Cost containment, realignment and management are clear priorities for many companies. While the need to act is undisputed, the “how” to act is where companies can differentiate themselves. Companies can begin by looking at non-employment costs, then run a fair process related to jobs and pay. We know that fair processes build authenticity and trust, which in turn drives engagement and brand. To run a fair process:
- First, consider various ways of segmenting the workforce through ethical lenses, including gender, race, ethnicity, identity and income level.
- Next, run models on financial impact, taking into consideration the financial well being of different workforce segments. For example, what is the impact of switching highly paid workers to a four-day workweek versus furloughing lower paid workers?
- Finally, when tough decisions need to be made, act swiftly but with compassion. Communicate the process with transparency.
Re-imagine the definition of ‘the workplace’
It’s time to start thinking broadly about work. Employees are realizing how productive they are away from the office. They are learning to use new tools and can see how flexibility and choice can help them in the future. Combine this with real estate savings potential, and it becomes clear that the concept of the traditional workplace is going to change significantly.
Companies need to look at both what’s possible and what employees prefer. We have learned that workers can be more productive from home. But we also know that employees prefer flexibility, and few prefer working from home five days a week, every week of the year. What is certain is, neither the extreme of the past months nor the one pre-COVID-19 will be the new normal. With employee experience being at least a part of most companies’ purpose, leaders need to spend time understanding employee preferences and the impact of changes to work and the workplace on the long-term well being of their talent.
Do well while doing good
As economies and businesses emerge from the pandemic, reopen worksites and operate in the period of uncertainty that precedes broad COVID-19 immunity and resolution of social issues, there is an opportunity to do well while doing good. There is an opportunity to make prudent financial decisions in the short term while establishing a strategic framework that will result in a sustainable and thriving company in the long run.
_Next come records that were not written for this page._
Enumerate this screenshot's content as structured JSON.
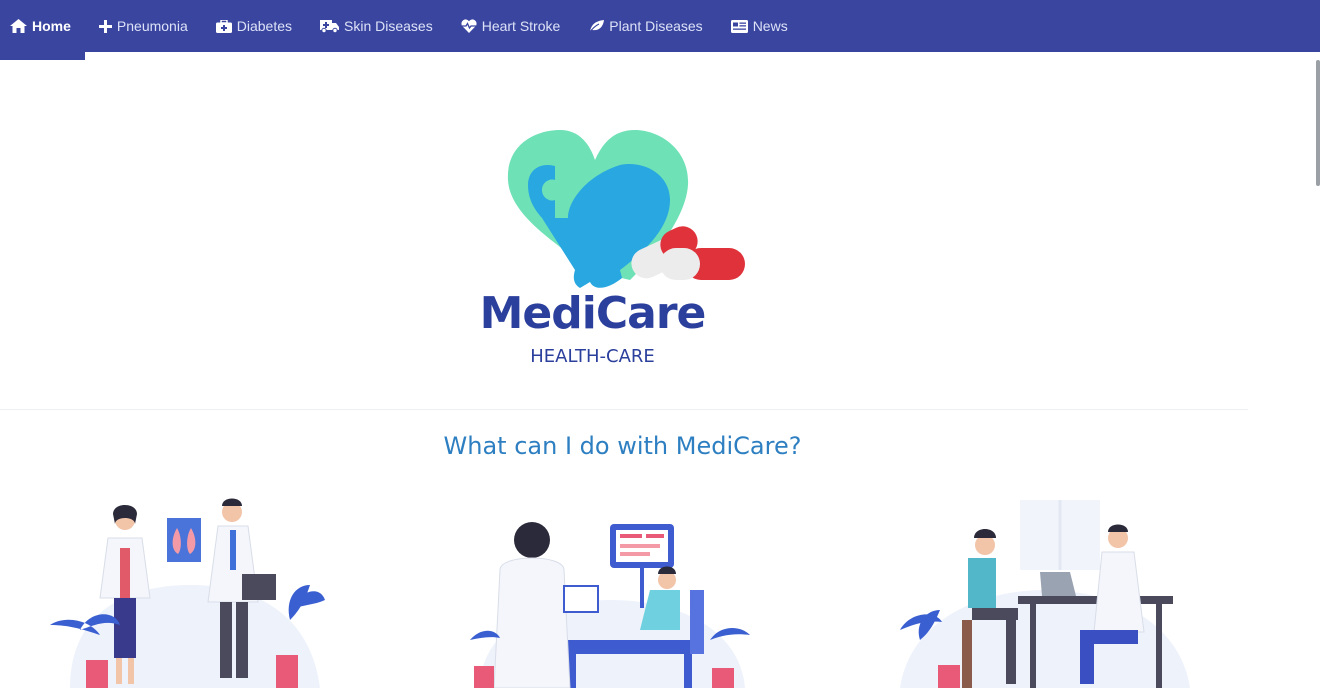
{
  "nav": {
    "items": [
      {
        "label": "Home",
        "icon": "home-icon",
        "active": true
      },
      {
        "label": "Pneumonia",
        "icon": "plus-icon"
      },
      {
        "label": "Diabetes",
        "icon": "medkit-icon"
      },
      {
        "label": "Skin Diseases",
        "icon": "ambulance-icon"
      },
      {
        "label": "Heart Stroke",
        "icon": "heartbeat-icon"
      },
      {
        "label": "Plant Diseases",
        "icon": "leaf-icon"
      },
      {
        "label": "News",
        "icon": "newspaper-icon"
      }
    ]
  },
  "brand": {
    "name": "MediCare",
    "tagline": "HEALTH-CARE"
  },
  "section": {
    "heading": "What can I do with MediCare?"
  },
  "colors": {
    "navbar": "#3a45a0",
    "brand": "#2b3f9c",
    "heading": "#2d7fc1",
    "heart_green": "#6fe1b6",
    "heart_blue": "#29a7e0",
    "pill_red": "#e0323a"
  }
}
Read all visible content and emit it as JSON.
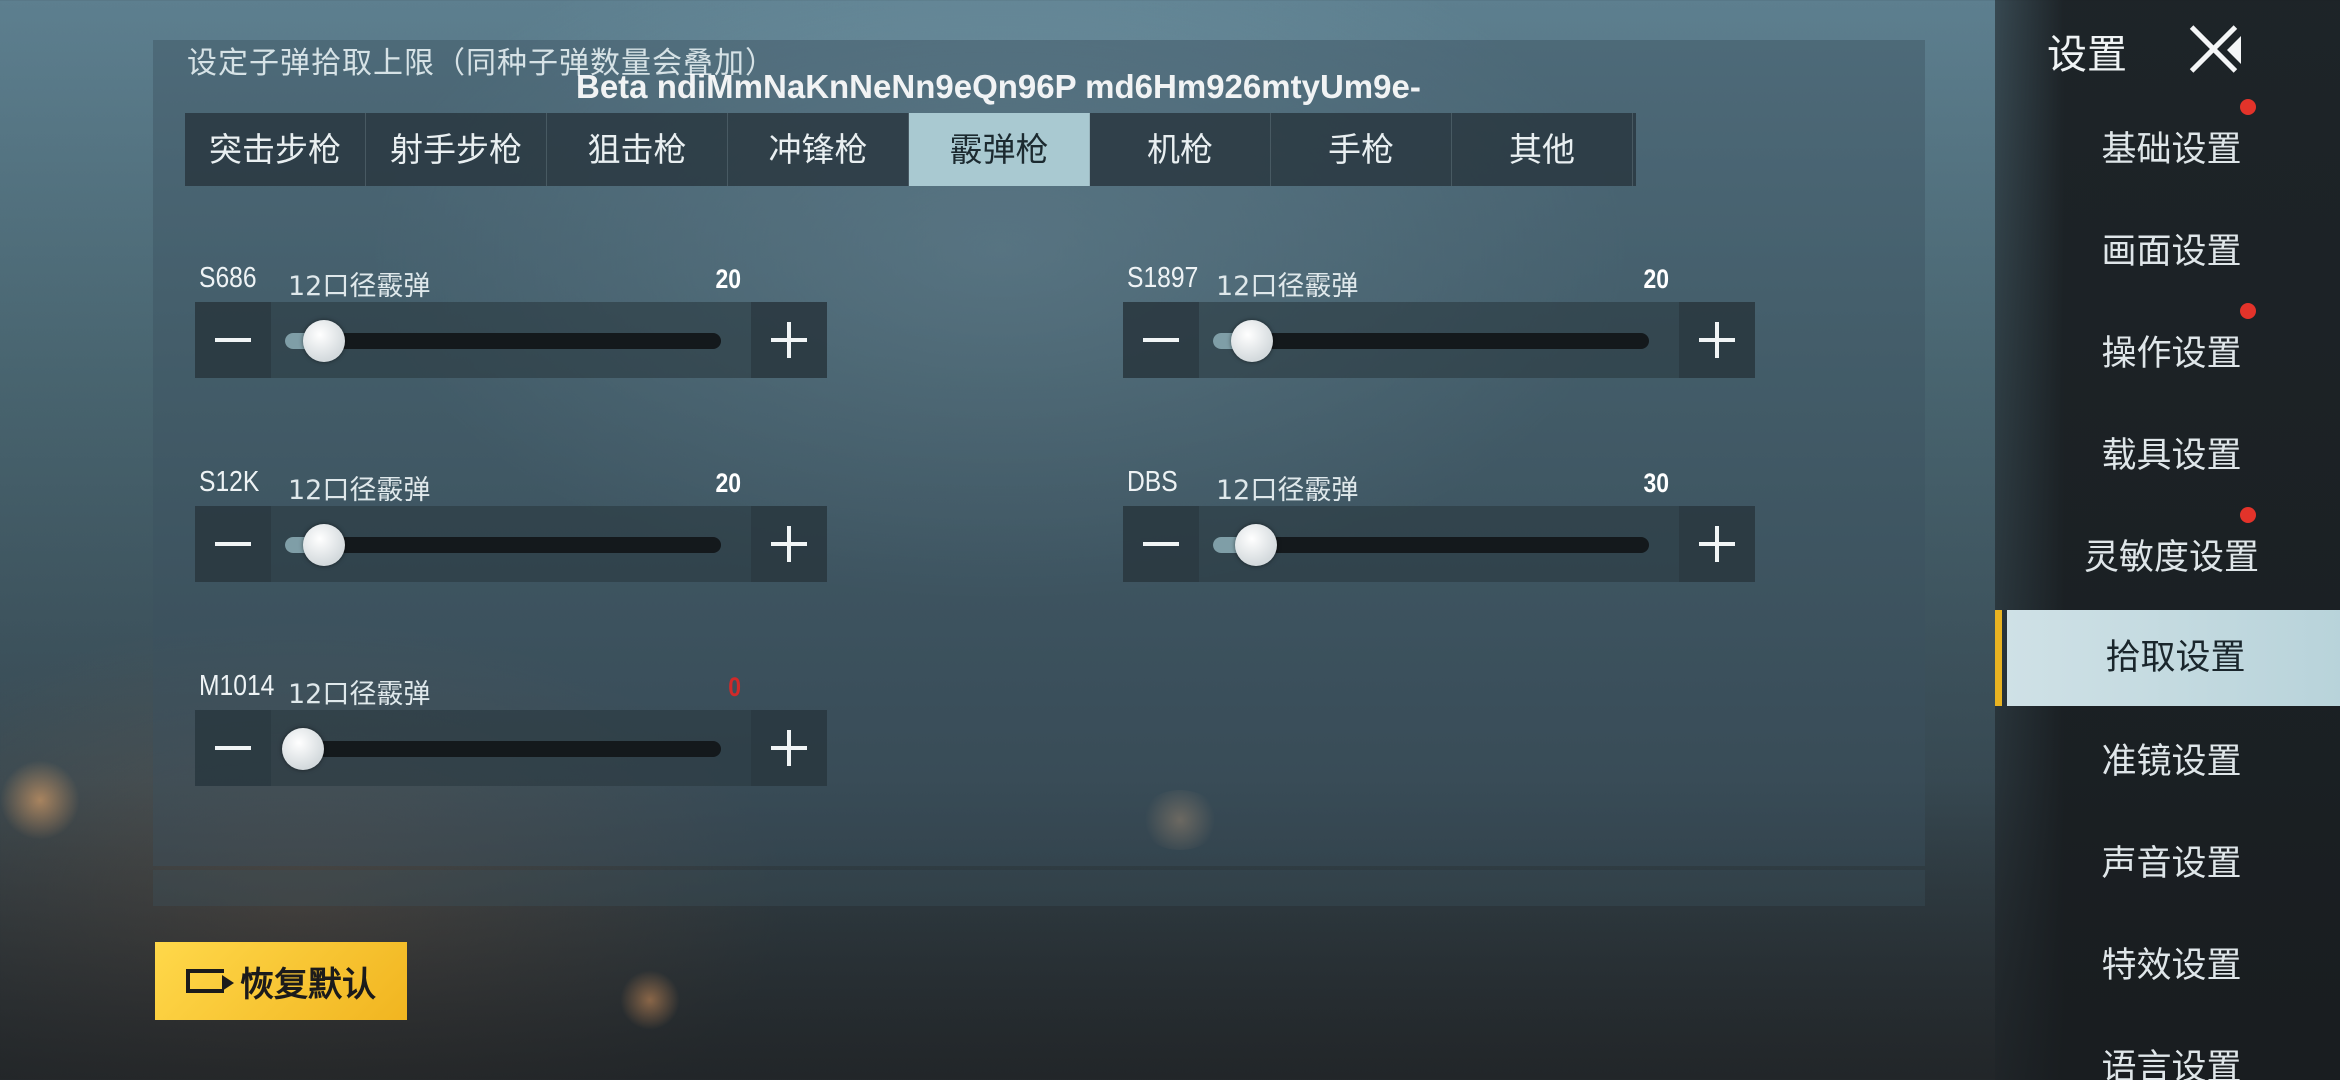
{
  "header": {
    "hint": "设定子弹拾取上限（同种子弹数量会叠加）",
    "watermark": "Beta ndiMmNaKnNeNn9eQn96P md6Hm926mtyUm9e-"
  },
  "tabs": [
    {
      "label": "突击步枪",
      "active": false
    },
    {
      "label": "射手步枪",
      "active": false
    },
    {
      "label": "狙击枪",
      "active": false
    },
    {
      "label": "冲锋枪",
      "active": false
    },
    {
      "label": "霰弹枪",
      "active": true
    },
    {
      "label": "机枪",
      "active": false
    },
    {
      "label": "手枪",
      "active": false
    },
    {
      "label": "其他",
      "active": false
    }
  ],
  "weapons": [
    {
      "name": "S686",
      "ammo": "12口径霰弹",
      "value": "20",
      "level": 0.05
    },
    {
      "name": "S1897",
      "ammo": "12口径霰弹",
      "value": "20",
      "level": 0.05
    },
    {
      "name": "S12K",
      "ammo": "12口径霰弹",
      "value": "20",
      "level": 0.05
    },
    {
      "name": "DBS",
      "ammo": "12口径霰弹",
      "value": "30",
      "level": 0.06
    },
    {
      "name": "M1014",
      "ammo": "12口径霰弹",
      "value": "0",
      "level": 0.0
    }
  ],
  "sidebar": {
    "title": "设置",
    "items": [
      {
        "label": "基础设置",
        "badge": true
      },
      {
        "label": "画面设置",
        "badge": false
      },
      {
        "label": "操作设置",
        "badge": true
      },
      {
        "label": "载具设置",
        "badge": false
      },
      {
        "label": "灵敏度设置",
        "badge": true
      },
      {
        "label": "拾取设置",
        "badge": false,
        "active": true
      },
      {
        "label": "准镜设置",
        "badge": false
      },
      {
        "label": "声音设置",
        "badge": false
      },
      {
        "label": "特效设置",
        "badge": false
      },
      {
        "label": "语言设置",
        "badge": false
      }
    ]
  },
  "footer": {
    "restore_label": "恢复默认"
  },
  "colors": {
    "accent_gold": "#e9b321",
    "active_tab": "#a9c9d1",
    "badge_red": "#e3332a",
    "zero_value_red": "#d02a2a"
  },
  "icons": [
    "minus-icon",
    "plus-icon",
    "close-icon",
    "restore-icon"
  ]
}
Accomplishing this requires leaders — CEOs, CHROs, CMOs and the rest of the C-suite — to go beyond talking points to actually living their organizational purpose. Being authentic and transparent in this effort, regardless how uncomfortable, will provide answers to the questions people have been asking themselves for the past few months. And, in the end, it will separate high-performing companies from the pack.